▶ **TASK STATEMENT**
Copy the data exactly as it appears, and do not include any pictures.

▶ **DATA RECORDS**

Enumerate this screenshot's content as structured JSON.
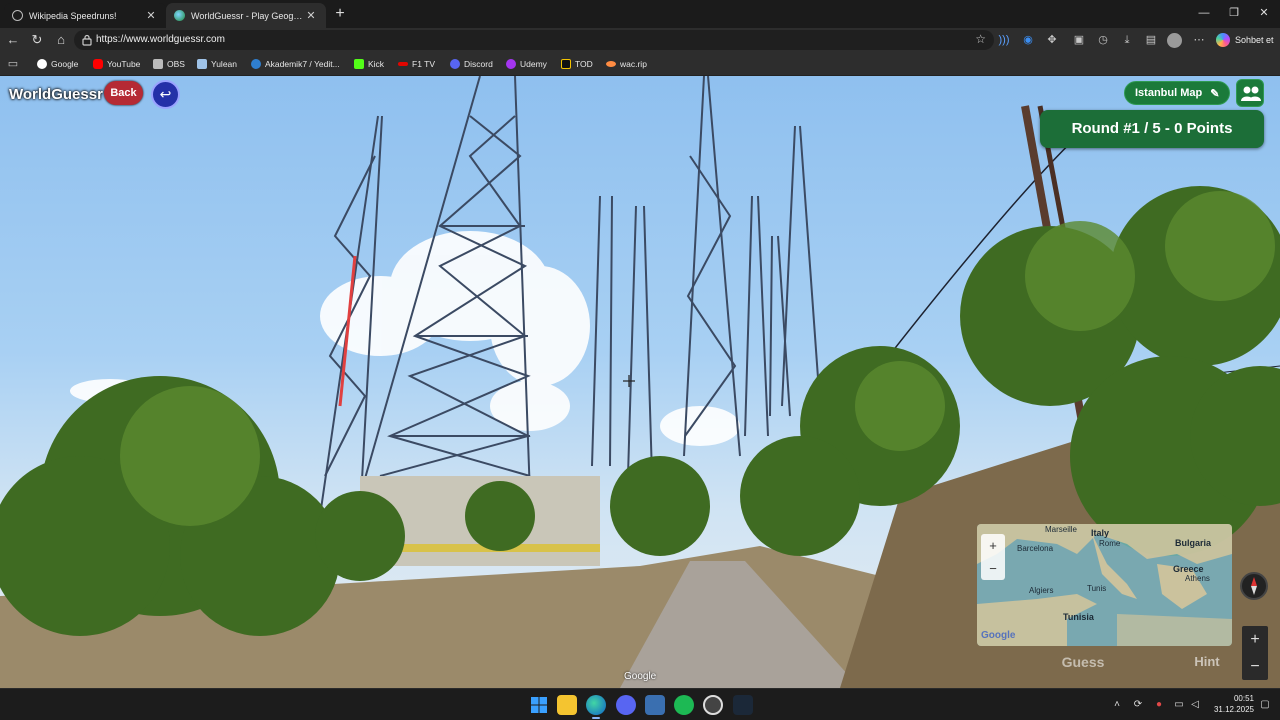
{
  "browser": {
    "tabs": [
      {
        "title": "Wikipedia Speedruns!",
        "active": false
      },
      {
        "title": "WorldGuessr - Play Geoguessr for Free",
        "active": true
      }
    ],
    "url": "https://www.worldguessr.com",
    "new_tab_glyph": "+",
    "window_controls": [
      "—",
      "❐",
      "✕"
    ],
    "copilot_label": "Sohbet et",
    "bookmarks": [
      {
        "label": "Google",
        "color": "#4285f4"
      },
      {
        "label": "YouTube",
        "color": "#ff0000"
      },
      {
        "label": "OBS",
        "color": "#bbbbbb"
      },
      {
        "label": "Yulean",
        "color": "#9fc3e8"
      },
      {
        "label": "Akademik7 / Yedit...",
        "color": "#2f7fd0"
      },
      {
        "label": "Kick",
        "color": "#53fc18"
      },
      {
        "label": "F1 TV",
        "color": "#e10600"
      },
      {
        "label": "Discord",
        "color": "#5865f2"
      },
      {
        "label": "Udemy",
        "color": "#a435f0"
      },
      {
        "label": "TOD",
        "color": "#111111"
      },
      {
        "label": "wac.rip",
        "color": "#ff8c42"
      }
    ]
  },
  "game": {
    "brand": "WorldGuessr",
    "back_label": "Back",
    "undo_glyph": "↩",
    "map_name": "Istanbul Map",
    "edit_glyph": "✎",
    "round_text": "Round #1 / 5 - 0 Points",
    "guess_label": "Guess",
    "hint_label": "Hint",
    "zoom_in": "+",
    "zoom_out": "−",
    "watermark": "Google",
    "minimap": {
      "labels": [
        "Marseille",
        "Italy",
        "Rome",
        "Bulgaria",
        "Barcelona",
        "Greece",
        "Athens",
        "Algiers",
        "Tunis",
        "Tunisia"
      ],
      "zoom_in": "+",
      "zoom_out": "−",
      "attribution": "Google"
    }
  },
  "taskbar": {
    "apps": [
      "start",
      "file-explorer",
      "edge",
      "discord",
      "snipping",
      "spotify",
      "obs",
      "steam"
    ],
    "time": "00:51",
    "date": "31.12.2025"
  },
  "colors": {
    "accent_green": "#1b7a3a",
    "back_red": "#b52a34",
    "undo_blue": "#2430a8"
  }
}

▶ **TASK RESPONSE**
Enumerate this screenshot's content as structured JSON.
{
  "browser": {
    "tabs": [
      {
        "title": "Wikipedia Speedruns!",
        "active": false
      },
      {
        "title": "WorldGuessr - Play Geoguessr for Free",
        "active": true
      }
    ],
    "url": "https://www.worldguessr.com",
    "new_tab_glyph": "+",
    "window_controls": [
      "—",
      "❐",
      "✕"
    ],
    "copilot_label": "Sohbet et",
    "bookmarks": [
      {
        "label": "Google",
        "color": "#4285f4"
      },
      {
        "label": "YouTube",
        "color": "#ff0000"
      },
      {
        "label": "OBS",
        "color": "#bbbbbb"
      },
      {
        "label": "Yulean",
        "color": "#9fc3e8"
      },
      {
        "label": "Akademik7 / Yedit...",
        "color": "#2f7fd0"
      },
      {
        "label": "Kick",
        "color": "#53fc18"
      },
      {
        "label": "F1 TV",
        "color": "#e10600"
      },
      {
        "label": "Discord",
        "color": "#5865f2"
      },
      {
        "label": "Udemy",
        "color": "#a435f0"
      },
      {
        "label": "TOD",
        "color": "#111111"
      },
      {
        "label": "wac.rip",
        "color": "#ff8c42"
      }
    ]
  },
  "game": {
    "brand": "WorldGuessr",
    "back_label": "Back",
    "undo_glyph": "↩",
    "map_name": "Istanbul Map",
    "edit_glyph": "✎",
    "round_text": "Round #1 / 5 - 0 Points",
    "guess_label": "Guess",
    "hint_label": "Hint",
    "zoom_in": "+",
    "zoom_out": "−",
    "watermark": "Google",
    "minimap": {
      "labels": [
        "Marseille",
        "Italy",
        "Rome",
        "Bulgaria",
        "Barcelona",
        "Greece",
        "Athens",
        "Algiers",
        "Tunis",
        "Tunisia"
      ],
      "zoom_in": "+",
      "zoom_out": "−",
      "attribution": "Google"
    }
  },
  "taskbar": {
    "apps": [
      "start",
      "file-explorer",
      "edge",
      "discord",
      "snipping",
      "spotify",
      "obs",
      "steam"
    ],
    "time": "00:51",
    "date": "31.12.2025"
  },
  "colors": {
    "accent_green": "#1b7a3a",
    "back_red": "#b52a34",
    "undo_blue": "#2430a8"
  }
}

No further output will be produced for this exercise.